Four hundred hikers per day will be allowed to ascend the popular granite monolith, the same number that has been used since 2010 when park officials began a temporary plan designed to alleviate congestion on the trail and improve visitor safety.
Of the 400 permits, 300 will be issued to day hikers and 100 to backpackers.
Day-hiking permits will be available through an April preseason lottery on recreation.gov. To account for no-shows and cancellations, a secondary lottery was introduced last year that made extra permits available two days in advance.
Park spokesperson Kari Cobb said this system will allow park officials more leeway in making sure all permits are being used.
"If we notice, for example, that every Tuesday only 200 people show up, we can release more permits to account for that," Cobb said. "It provides more flexibility for more people to climb the cables."
Park officials began studying hiker safety on the Half Dome cables in 2008, when up to 1,200 people attempted the 16-mile round-trip hike from Yosemite Valley on busy weekends. That led to severe overcrowding on the final 45-degree section, where hikers use cable handrails to hoist themselves up the slick granite.
Inclement weather is believed to be the biggest factor in nearly all five of the deaths on the cables since 2006, but congestion makes it difficult for hikers to avoid fast-moving storms common during summer afternoons.
Friday's announcement can be considered a victory for hikers and blow to environmental groups that wanted the cables removed.

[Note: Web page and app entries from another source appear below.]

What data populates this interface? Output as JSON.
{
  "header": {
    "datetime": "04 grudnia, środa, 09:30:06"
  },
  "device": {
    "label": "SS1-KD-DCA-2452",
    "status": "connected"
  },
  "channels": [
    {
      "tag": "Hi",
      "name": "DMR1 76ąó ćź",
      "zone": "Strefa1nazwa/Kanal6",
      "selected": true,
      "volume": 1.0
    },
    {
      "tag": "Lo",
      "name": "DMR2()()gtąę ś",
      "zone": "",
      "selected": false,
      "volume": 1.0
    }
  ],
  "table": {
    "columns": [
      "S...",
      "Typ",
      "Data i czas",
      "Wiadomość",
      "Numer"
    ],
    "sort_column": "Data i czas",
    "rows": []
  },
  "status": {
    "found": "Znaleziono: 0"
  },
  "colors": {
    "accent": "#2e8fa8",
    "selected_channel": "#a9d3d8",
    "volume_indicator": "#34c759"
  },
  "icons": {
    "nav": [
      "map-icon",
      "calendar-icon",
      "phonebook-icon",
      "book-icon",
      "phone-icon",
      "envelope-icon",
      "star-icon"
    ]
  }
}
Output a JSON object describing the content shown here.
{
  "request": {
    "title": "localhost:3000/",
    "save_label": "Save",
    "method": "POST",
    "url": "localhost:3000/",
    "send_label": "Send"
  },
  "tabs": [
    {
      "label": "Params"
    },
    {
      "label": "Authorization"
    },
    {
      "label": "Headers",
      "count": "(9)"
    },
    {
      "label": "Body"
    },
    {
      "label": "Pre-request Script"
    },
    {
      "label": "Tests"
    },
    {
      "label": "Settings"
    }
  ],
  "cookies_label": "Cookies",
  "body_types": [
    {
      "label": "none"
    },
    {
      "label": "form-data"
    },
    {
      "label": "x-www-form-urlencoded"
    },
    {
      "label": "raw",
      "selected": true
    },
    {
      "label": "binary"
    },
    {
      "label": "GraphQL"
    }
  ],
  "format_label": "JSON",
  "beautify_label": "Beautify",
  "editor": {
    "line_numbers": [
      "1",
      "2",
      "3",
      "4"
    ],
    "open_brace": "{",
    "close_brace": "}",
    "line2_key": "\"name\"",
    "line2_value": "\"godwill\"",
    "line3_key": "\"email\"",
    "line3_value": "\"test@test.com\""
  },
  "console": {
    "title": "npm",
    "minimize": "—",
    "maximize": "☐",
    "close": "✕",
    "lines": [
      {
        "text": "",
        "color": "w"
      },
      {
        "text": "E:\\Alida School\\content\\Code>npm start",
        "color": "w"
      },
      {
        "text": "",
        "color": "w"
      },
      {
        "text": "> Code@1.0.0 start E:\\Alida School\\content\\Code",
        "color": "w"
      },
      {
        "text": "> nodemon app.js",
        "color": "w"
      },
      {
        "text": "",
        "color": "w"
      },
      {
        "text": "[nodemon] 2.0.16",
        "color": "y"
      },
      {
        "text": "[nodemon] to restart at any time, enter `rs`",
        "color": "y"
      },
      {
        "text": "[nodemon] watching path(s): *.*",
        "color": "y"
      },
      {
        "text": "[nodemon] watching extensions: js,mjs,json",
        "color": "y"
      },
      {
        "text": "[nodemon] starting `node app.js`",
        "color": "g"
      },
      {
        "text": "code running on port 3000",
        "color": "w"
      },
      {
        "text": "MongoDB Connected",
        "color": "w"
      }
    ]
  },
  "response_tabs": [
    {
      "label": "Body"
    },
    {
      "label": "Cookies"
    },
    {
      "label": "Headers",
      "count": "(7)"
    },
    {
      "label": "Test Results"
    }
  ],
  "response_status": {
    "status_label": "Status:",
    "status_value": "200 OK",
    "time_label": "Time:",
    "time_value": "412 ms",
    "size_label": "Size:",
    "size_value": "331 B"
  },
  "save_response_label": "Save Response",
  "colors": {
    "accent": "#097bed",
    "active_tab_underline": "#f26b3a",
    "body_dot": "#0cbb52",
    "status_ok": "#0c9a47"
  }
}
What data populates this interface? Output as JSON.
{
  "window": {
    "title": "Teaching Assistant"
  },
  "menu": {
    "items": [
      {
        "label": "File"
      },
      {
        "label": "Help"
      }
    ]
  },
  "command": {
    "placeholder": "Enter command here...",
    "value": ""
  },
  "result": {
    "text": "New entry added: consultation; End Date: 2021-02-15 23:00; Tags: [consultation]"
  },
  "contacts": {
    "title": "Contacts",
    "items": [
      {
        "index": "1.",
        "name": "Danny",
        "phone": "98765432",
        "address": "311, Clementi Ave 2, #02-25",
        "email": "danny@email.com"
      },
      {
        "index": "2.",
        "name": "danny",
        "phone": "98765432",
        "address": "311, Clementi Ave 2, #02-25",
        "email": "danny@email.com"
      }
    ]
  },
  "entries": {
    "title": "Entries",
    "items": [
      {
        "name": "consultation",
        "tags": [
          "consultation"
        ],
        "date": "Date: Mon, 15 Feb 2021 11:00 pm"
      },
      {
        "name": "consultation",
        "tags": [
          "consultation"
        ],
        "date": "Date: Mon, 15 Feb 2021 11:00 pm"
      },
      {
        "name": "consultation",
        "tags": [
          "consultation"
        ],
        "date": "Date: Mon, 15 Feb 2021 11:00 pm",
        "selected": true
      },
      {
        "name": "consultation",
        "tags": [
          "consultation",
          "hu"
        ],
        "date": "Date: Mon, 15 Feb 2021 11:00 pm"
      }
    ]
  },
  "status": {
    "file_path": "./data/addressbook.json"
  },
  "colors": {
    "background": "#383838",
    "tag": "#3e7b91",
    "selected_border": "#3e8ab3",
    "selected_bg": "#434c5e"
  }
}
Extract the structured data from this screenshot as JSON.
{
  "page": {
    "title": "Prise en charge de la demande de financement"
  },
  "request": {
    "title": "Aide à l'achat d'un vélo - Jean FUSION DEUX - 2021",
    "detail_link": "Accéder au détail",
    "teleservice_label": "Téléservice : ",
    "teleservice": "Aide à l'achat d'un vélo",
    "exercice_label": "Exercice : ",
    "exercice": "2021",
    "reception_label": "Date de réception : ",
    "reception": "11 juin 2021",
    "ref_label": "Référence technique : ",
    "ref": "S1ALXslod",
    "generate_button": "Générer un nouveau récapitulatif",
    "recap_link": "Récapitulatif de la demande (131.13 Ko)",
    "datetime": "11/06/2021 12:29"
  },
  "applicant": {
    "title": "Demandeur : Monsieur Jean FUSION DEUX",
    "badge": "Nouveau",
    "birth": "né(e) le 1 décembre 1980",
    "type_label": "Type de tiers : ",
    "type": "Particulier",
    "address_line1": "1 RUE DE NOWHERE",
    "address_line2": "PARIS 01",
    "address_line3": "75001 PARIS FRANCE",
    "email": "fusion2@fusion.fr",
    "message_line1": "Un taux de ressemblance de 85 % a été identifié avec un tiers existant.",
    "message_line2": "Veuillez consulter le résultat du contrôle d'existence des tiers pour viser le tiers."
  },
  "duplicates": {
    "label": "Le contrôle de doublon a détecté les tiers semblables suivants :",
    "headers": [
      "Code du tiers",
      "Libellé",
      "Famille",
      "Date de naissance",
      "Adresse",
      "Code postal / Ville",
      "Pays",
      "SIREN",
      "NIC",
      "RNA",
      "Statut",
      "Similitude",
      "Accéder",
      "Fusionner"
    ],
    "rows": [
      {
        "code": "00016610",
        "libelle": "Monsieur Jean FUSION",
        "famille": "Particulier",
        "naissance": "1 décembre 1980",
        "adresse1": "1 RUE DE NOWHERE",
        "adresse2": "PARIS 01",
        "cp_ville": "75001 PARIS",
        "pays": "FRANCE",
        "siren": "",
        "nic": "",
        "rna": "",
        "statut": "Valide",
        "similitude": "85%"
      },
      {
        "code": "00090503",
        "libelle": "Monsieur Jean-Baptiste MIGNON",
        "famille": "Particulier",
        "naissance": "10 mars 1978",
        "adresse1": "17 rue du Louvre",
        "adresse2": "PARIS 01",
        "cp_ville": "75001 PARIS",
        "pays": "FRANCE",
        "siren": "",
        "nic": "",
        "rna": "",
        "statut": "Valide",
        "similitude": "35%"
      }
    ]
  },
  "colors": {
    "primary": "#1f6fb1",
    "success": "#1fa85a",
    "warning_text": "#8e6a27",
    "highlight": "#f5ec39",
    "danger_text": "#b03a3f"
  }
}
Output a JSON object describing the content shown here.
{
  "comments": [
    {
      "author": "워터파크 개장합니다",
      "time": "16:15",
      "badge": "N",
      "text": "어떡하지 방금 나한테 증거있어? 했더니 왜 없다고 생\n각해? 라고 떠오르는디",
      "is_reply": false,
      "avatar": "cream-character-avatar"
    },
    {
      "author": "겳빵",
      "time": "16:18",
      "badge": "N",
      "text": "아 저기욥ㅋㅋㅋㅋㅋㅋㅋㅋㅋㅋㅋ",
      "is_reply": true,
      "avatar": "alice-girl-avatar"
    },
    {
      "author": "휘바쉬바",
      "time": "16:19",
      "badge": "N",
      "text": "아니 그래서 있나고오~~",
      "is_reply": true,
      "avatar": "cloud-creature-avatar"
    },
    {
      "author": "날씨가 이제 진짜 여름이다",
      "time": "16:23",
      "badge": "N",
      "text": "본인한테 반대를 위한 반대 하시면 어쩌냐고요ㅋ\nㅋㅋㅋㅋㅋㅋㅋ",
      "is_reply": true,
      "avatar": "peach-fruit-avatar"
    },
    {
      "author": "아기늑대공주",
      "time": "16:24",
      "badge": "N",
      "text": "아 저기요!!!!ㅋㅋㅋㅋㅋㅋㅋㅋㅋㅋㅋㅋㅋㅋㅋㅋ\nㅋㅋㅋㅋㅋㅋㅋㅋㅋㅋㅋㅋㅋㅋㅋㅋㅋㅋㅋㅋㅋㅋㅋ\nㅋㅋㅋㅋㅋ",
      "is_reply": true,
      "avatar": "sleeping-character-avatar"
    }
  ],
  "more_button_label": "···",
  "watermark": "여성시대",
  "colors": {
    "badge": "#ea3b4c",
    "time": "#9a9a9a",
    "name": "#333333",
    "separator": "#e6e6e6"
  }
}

"With a place like Yosemite that is so dear and important to millions of people, everyone has ideas about what wilderness protection is," Cobb said. "We tried to find a balance that allows people to still experience Yosemite while protecting Yosemite."
The park received 1,649 letters during a 52-day public comment period in 2011, some of which advocated adding a third cable. That option was not considered.
The Associated Press contributed to this report. The reporter can be reached at firstname.lastname@example.org or (559) 441-6218.